Great Bridge Seeks Investments, Partnerships (Virginian-Pilot). The (Norfolk) Virginian-Pilot has run an article about Great Bridge. "[CEO Robert] Gilbert said that Landmark had been approached by someone interested in investing in Great Bridge, and that Great Bridge is examining 'more than one' possible strategic investment by outsiders."
IBM Linux Technology Center Bulletin. The biweekly IBM Linux Technology Center Bulletin is out, detailing IBM's recent contributions to the community. Most of them are kernel-oriented, but there are exceptions (internationalization patches for bash, for example).
Quarrel Dogs Open Database Effort (ZDNet). ZDNet describes the rift formed between MySQL AB and NuSphere that led to, and follows after, the announcement of MySQL.org. "Since launching its product line, NuSphere sought to submit changes to the MySQL development community at MySQL, but was confronted with a requirement that it turn over ownership of the changes to the Swedish company."

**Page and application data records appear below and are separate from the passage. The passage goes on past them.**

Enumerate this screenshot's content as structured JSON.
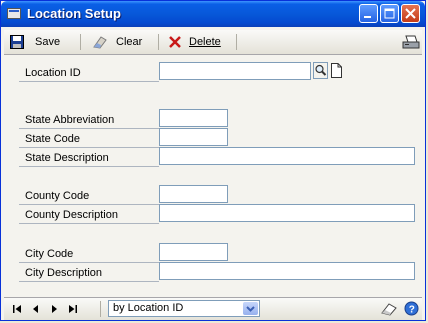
{
  "window": {
    "title": "Location Setup",
    "title_icon": "window-icon",
    "controls": [
      "minimize-icon",
      "maximize-icon",
      "close-icon"
    ]
  },
  "toolbar": {
    "save_label": "Save",
    "clear_label": "Clear",
    "delete_label": "Delete",
    "print_icon": "printer-icon"
  },
  "form": {
    "location_id_label": "Location ID",
    "state_abbreviation_label": "State Abbreviation",
    "state_code_label": "State Code",
    "state_description_label": "State Description",
    "county_code_label": "County Code",
    "county_description_label": "County Description",
    "city_code_label": "City Code",
    "city_description_label": "City Description",
    "values": {
      "location_id": "",
      "state_abbreviation": "",
      "state_code": "",
      "state_description": "",
      "county_code": "",
      "county_description": "",
      "city_code": "",
      "city_description": ""
    }
  },
  "bottom": {
    "sort_value": "by Location ID",
    "nav_icons": [
      "first-record-icon",
      "previous-record-icon",
      "next-record-icon",
      "last-record-icon"
    ]
  },
  "colors": {
    "titlebar": "#0758d9",
    "window_bg": "#f4f3ee",
    "field_border": "#7f9db9"
  }
}
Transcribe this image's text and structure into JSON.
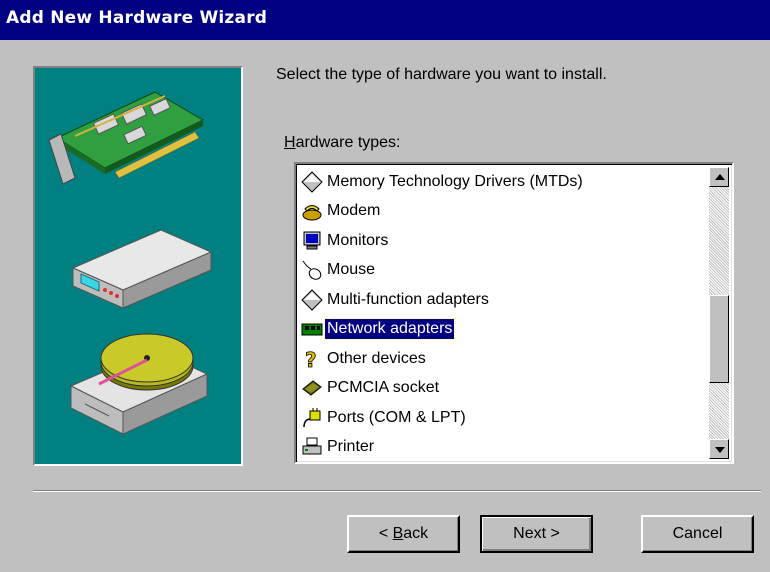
{
  "window": {
    "title": "Add New Hardware Wizard"
  },
  "instruction": "Select the type of hardware you want to install.",
  "list": {
    "label_mnemonic": "H",
    "label_rest": "ardware types:",
    "items": [
      {
        "label": "Memory Technology Drivers (MTDs)",
        "icon": "diamond-icon"
      },
      {
        "label": "Modem",
        "icon": "modem-icon"
      },
      {
        "label": "Monitors",
        "icon": "monitor-icon"
      },
      {
        "label": "Mouse",
        "icon": "mouse-icon"
      },
      {
        "label": "Multi-function adapters",
        "icon": "diamond-icon"
      },
      {
        "label": "Network adapters",
        "icon": "network-card-icon",
        "selected": true
      },
      {
        "label": "Other devices",
        "icon": "question-mark-icon"
      },
      {
        "label": "PCMCIA socket",
        "icon": "pcmcia-card-icon"
      },
      {
        "label": "Ports (COM & LPT)",
        "icon": "port-connector-icon"
      },
      {
        "label": "Printer",
        "icon": "printer-icon"
      }
    ]
  },
  "buttons": {
    "back_prefix": "< ",
    "back_mnemonic": "B",
    "back_rest": "ack",
    "next": "Next >",
    "cancel": "Cancel"
  },
  "colors": {
    "titlebar": "#000080",
    "panel": "#008080",
    "face": "#c0c0c0",
    "selection": "#000080"
  }
}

Linux lends a hand to Sun engineers (CNN). CNN reports on Sun's internal handheld project for field engineers that uses a Red Hat tweaked embedded Linux operating system. "Engineers with Red Hat did most of the work tailoring the Linux kernel for the handheld, while Sun's engineers fine-tuned a JVM for Linux. Symbol Technologies adapted one of its existing wireless handhelds, which usually runs Palm OS or Microsoft PocketPC software, for Sun. The device incorporates a bar code scanner and a wireless modem."
Turbolinux gets new CEO (News.com). The new CEO of Turbolinux comes in with 13 years of developer experience at Wang and 5 years management of the Apple OS 8 project. "Turbolinux, though, has enough cash to reach profitability under its current plan without having to raise more investments, [new CEO Ly-Huong Pham] said. The company has fewer than 200 employees. ``I'm very comfortable with our financial status, our burn rate ... and our revenue,'' she said."
Retailer Checks Out Linux (TechWeb). Burlington Coat Factory made headlines two years ago by installing a number of (Red Hat) Linux-based Dell workstations in its stores. Now the company has begun a two-year effort to switch over to Linux-based point-of-sale terminals, according to this TechWeb article. "The clothing retailer, which operates nearly 300 stores, will run Linux on all the terminals in its new stores, and expects to finish migrating older stores' terminals to Linux in the next couple of years. The company is replacing NCR registers that run on Intel 286 and 386 chips."
What is MP3? (LinuxDevices). LinuxDevices examines the technologies behind the MP3 compression system. "Fraunhofer (a member of MPEG) released their new audio-compression algorithm called MPEG-1 Audio layer-3 (MP3). The good news was that MP3 could compress audio signals such as music by a factor of 10 to 12, with almost no audible loss. This breakthrough meant that songs which previously required 40 Mbytes of storage space now could fit in just 3-4 Mbytes."
Big-Time Management (TechWeb). TechWeb reviews Rebel.com's NetWinder 3100 Internet appliance. "The NetWinder runs BSD and Apache Web Server on a 533-MHz Transmeta Crusoe TM5400 processor with a 4-MB parallel boot flash that utilizes Code Morphing Software and the Linux 2.4 kernel. The 3100 we tested had a 10-GB hard drive and 128-MB PC133 CL3 SDRAM."
Section Editor: Forrest Cook
July 19, 2001